How to make up the casino poker rake
December 22, 2015 3:00 AM
by Irene Edith
Casinos make their money by having an edge over the players in all games except poker. Edge is nothing more than an advantage.
The casino can readily adjust its edge to any amount it wants simply by setting the odds. The player’s skill can influence the amount.
For example, the money wheel (Big Six) figures to yield the casino as much as 24% of the money wagered. At the other extreme, in blackjack, the casino’s edge is only 0.25% for a card-counter with perfect strategy. But it’s 10% for the average player.
Slots are often advertised to yield a 90-95% payback. That would seem to indicate an edge for the casino of 5-10%. But, in actuality, the casino expects to keep about 20% of the money wagered.
How come? Well, the same starting amount of money may be recycled several times by the player during a single session. On average, the casino gets its “share” each time, with the casino “withholding” its edge as the total grows – until the player quits or goes broke.
Poker is different

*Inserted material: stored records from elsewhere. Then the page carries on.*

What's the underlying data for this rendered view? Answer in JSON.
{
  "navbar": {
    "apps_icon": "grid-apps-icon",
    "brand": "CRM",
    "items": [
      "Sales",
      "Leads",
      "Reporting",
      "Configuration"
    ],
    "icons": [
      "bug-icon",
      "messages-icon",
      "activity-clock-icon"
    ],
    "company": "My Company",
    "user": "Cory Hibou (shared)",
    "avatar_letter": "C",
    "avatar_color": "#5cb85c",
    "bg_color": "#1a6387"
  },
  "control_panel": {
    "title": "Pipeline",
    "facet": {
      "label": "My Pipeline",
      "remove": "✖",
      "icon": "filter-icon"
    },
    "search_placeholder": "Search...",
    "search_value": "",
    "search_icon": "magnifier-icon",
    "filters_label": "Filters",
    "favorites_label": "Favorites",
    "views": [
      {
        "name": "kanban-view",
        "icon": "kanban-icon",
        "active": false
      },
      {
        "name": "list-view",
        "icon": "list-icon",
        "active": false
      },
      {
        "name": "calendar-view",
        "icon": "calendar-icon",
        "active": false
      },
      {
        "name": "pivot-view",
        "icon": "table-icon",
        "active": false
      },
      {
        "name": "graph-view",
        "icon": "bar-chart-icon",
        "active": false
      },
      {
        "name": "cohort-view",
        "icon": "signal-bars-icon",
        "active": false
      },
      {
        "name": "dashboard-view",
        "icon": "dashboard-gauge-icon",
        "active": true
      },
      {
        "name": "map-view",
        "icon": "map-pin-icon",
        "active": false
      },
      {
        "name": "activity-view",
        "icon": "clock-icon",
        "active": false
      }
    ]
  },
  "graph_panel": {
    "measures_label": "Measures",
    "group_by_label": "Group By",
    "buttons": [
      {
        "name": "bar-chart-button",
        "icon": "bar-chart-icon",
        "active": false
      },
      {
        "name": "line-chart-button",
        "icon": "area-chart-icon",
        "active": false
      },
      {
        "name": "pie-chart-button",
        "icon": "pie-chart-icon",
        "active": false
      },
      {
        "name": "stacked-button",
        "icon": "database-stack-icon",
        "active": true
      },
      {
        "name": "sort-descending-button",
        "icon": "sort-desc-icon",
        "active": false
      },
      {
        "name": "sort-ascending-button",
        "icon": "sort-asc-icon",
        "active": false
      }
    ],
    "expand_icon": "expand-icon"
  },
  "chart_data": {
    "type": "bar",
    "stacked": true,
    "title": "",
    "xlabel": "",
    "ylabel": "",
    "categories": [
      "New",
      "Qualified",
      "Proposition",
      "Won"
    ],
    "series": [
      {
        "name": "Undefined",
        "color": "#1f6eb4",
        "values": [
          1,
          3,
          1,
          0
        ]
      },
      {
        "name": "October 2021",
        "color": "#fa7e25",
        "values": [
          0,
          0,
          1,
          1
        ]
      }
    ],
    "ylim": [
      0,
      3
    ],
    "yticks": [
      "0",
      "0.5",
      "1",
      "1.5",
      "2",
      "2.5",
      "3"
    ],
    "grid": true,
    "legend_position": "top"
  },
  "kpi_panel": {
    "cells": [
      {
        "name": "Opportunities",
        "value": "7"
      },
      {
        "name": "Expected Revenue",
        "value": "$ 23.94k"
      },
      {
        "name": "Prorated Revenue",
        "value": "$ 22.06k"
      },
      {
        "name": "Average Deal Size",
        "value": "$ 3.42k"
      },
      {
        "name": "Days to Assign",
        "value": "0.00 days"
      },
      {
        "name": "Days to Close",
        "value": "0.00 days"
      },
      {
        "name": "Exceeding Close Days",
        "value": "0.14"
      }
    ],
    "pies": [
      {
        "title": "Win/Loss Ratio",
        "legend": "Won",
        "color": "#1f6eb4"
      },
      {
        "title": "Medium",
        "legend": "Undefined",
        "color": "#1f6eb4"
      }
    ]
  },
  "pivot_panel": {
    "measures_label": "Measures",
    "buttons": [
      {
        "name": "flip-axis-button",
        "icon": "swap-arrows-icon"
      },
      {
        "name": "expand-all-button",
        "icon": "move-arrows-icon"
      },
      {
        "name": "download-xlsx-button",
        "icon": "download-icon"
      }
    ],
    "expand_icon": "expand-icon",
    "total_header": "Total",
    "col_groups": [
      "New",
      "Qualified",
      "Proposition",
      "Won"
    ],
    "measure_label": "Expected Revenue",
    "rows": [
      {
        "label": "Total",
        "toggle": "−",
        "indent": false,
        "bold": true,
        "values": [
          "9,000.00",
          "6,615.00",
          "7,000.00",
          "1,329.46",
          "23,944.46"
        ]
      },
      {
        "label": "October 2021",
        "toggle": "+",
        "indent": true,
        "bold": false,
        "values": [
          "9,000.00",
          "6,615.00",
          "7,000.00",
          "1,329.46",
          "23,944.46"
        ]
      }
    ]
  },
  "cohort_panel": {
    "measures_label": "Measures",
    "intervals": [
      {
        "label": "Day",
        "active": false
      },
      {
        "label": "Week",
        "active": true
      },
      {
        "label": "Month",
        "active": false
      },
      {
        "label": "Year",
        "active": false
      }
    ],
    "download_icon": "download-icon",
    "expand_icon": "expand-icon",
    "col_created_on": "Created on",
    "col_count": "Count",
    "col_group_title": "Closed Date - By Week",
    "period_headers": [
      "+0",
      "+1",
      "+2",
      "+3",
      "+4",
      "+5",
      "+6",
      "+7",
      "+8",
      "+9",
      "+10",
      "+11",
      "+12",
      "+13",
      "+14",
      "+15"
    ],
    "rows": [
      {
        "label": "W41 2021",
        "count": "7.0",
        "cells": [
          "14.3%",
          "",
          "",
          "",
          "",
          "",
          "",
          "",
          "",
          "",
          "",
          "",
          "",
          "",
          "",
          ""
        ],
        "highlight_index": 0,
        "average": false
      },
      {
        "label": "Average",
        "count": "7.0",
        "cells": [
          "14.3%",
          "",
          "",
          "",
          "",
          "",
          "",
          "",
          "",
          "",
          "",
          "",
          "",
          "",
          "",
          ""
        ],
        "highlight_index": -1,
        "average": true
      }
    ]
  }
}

Poker is a different “animal.” The casino gets its edge over the players primarily through the rake. That’s the chips withdrawn from the game as it is being played, and dropped through a slot on the table near the dealer, into a box just under the table. Periodcally security personnel will come to the table and remove the box – now heavy with lots of chips, and replace it with an empty one.
The money from the rake can really add up during a session to be a significant cost for each player. A typical rake in a limit game is $4 per hand dealt. On average, expect 33 hands to be dealt each hour of play. That amounts to $132 for the casino each hour the table is in operation.
If the table is full – nine players – then, on average, each player will have “contributed” about $15 per hour to the casino. Play for five hours; it has cost you $75. That could be more than your buy-in for a low-limit game. At a short-handed table, the player’s cost is even higher.
How to Get the Edge
You are not the casino so to go home a winner, you have to win enough to overcome the rake and other costs, including tips. The only one way to do that is by being better and more skilled than your opponents. An important start – the easiest way – is to know and abide by the Four Basic Rules for Winning at Poker:
Start each session with a goal. How much do you want to win? As you do so, there are money management concepts to help deal with variance.
Carefully select the game and table at which you play. Loose-passive opponents are best; avoid extremely tight and very aggressive players. Position, with respect to the various types of players, is important.
Play only those starting hands that have a good chance of winning. The Hold’em Algorithm is ideal for making that decision.
Focus on the game. Poker is a game of partial information; do whatever you can to get as much information as possible. Avoid distractions.
Of course, we should add that there are many strategies and tactics at which you can learn to be adept – skilled. Being expert at these is essential to gaining an edge over your opponents. These include the art of bluffing; the basic math of poker, counting your outs and estimating the card/pot odds to get a Positive Expectation; value betting; reading your opponents; looking for tells; using your image; reasons for raising; the Hold’em Caveat; Hi-Lo and dominated hands and the Two-Step.
That’s all it takes for you to gain the edge over your opponents in the game.
We invite your comments. Email to IreneEdith@GamingToday.com.